Having weathered the assault of the Cult of the Dragon the party are tasked with tracking the raiders to their camp and infiltrating it. In fact, they are asked twice by separate bodies with similar goals. The characters motivations aside from ‘being goodies’ are unclear, so I’d recommend strengthening bonds here.
Tracking the baddies is easy enough and there are stragglers and rearguard to deal with along the way. The obvious solution to the breaking into the camp problem is to steal uniforms but that could back fire. The camp itself is sketched out in the description, and you’ll have to read all of it to get your head round the layout. Again, the provided map look nice but is no actual use to DM or players.
Interesting to see, the named NPCs from the previous episode get portraits here. Better late than never I guess.
There’s a specific NPC to rescue in this episode, and he will need working up properly by the DM. You get no stats, or much more in the personality stakes. He appears to be reluctant to leave, and I wonder how best to play him so that a party won’t just get irritated and walk away. Sympathetic NPCs are a must to any plot driven scenario, and this fellow looks like he might be around for the long haul.
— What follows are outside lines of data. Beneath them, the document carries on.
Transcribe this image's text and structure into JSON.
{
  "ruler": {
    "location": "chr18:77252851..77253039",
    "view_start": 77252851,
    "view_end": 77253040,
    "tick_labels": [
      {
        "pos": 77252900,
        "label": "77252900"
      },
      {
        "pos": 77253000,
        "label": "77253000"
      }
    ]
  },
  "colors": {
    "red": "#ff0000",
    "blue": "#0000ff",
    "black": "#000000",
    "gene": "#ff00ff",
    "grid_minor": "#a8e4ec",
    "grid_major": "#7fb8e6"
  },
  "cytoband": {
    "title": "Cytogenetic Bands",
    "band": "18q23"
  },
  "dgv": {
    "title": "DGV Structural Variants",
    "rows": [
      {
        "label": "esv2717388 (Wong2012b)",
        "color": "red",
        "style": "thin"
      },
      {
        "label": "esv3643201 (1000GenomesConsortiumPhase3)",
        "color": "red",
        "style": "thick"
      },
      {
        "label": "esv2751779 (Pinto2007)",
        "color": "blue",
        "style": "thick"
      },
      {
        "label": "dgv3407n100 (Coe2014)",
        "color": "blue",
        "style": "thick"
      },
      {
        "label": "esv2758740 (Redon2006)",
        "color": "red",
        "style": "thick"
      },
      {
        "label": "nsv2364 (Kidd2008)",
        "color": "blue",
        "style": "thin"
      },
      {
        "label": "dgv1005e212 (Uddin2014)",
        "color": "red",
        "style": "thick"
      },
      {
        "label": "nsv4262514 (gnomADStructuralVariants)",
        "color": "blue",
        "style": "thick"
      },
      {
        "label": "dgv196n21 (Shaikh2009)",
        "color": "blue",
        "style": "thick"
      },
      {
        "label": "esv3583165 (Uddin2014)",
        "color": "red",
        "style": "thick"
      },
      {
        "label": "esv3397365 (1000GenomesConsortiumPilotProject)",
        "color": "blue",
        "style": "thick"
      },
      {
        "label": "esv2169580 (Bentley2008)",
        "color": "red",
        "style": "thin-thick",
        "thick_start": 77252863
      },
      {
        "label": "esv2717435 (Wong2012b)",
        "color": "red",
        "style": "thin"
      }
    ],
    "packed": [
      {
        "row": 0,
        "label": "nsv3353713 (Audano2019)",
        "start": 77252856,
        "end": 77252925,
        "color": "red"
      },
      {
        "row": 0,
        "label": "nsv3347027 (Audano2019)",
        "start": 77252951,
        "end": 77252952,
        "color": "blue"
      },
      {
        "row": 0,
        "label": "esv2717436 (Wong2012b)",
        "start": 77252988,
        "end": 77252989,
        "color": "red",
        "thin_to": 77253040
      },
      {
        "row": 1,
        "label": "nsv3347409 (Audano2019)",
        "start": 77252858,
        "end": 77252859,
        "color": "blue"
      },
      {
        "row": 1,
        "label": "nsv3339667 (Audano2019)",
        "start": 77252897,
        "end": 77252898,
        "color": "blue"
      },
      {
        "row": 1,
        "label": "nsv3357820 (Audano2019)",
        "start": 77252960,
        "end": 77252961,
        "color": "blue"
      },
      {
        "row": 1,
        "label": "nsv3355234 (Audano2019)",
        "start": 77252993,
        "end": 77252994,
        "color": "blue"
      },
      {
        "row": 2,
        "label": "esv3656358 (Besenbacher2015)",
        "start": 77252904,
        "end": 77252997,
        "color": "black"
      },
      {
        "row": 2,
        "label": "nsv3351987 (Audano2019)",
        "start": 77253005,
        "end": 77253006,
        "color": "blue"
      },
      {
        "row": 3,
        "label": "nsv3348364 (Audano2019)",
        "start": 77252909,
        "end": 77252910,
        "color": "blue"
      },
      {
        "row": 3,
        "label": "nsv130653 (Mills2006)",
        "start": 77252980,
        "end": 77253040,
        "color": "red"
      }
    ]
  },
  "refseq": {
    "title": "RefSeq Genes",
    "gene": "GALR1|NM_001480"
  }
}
This is less of a combat scenario, and more of an info gathering behind enemy lines affair. As such, I’d have preferred there to be more mini events provided to spur interaction. I’d rather that, than the boilerplate skill DCs for climbing and stealth. To be honest, these things annoy me a little. Skill DCs are 10/15/20 for easy/medium/hard. There you are, I’ve memorised them from the rules. Why are these getting book space again and again when the NPCs and creatures are getting nothing extra beyond their name in bold? The adventure assumes you have the Monster Manual, yet repeats basic stuff from the PHB.
What I need from an adventure is to first of all DM me through the game so that I can be the middle man and then DM it to my group. The book has to paint me a clear picture first. Then, it has to be useful in play. What I’m getting from the first two episodes are sketches, that really needed stronger development to make them rock solid.
The omissions are startling (who are the leaders? I see names already, but I know nothing more) and all the more so when you know that it’s standard practice to provide an adventure overview these days. There’s one here, but it’s at too high a level to help me navigate the plot. Given that the possibility of interrogating hostile is so very high, that’s a bad editing choice.
Harking back to 4e, an edition let’s not forget with a poor reputation for it’s adventure material, at least it laid out its encounters in a handy at-a-glance format. You could read ahead three pages and get enough to run a session. This one needs study, and notes, and yes, imagination. Not a bad thing in and of itself, but it’s a steep ask of a time pressured DM who bought this perhaps hoping all that would be taken care of.
The plot is thickening, but my tolerance for the lack of DM assistance is thinning.
Next: episode 3, Dragon Hatchery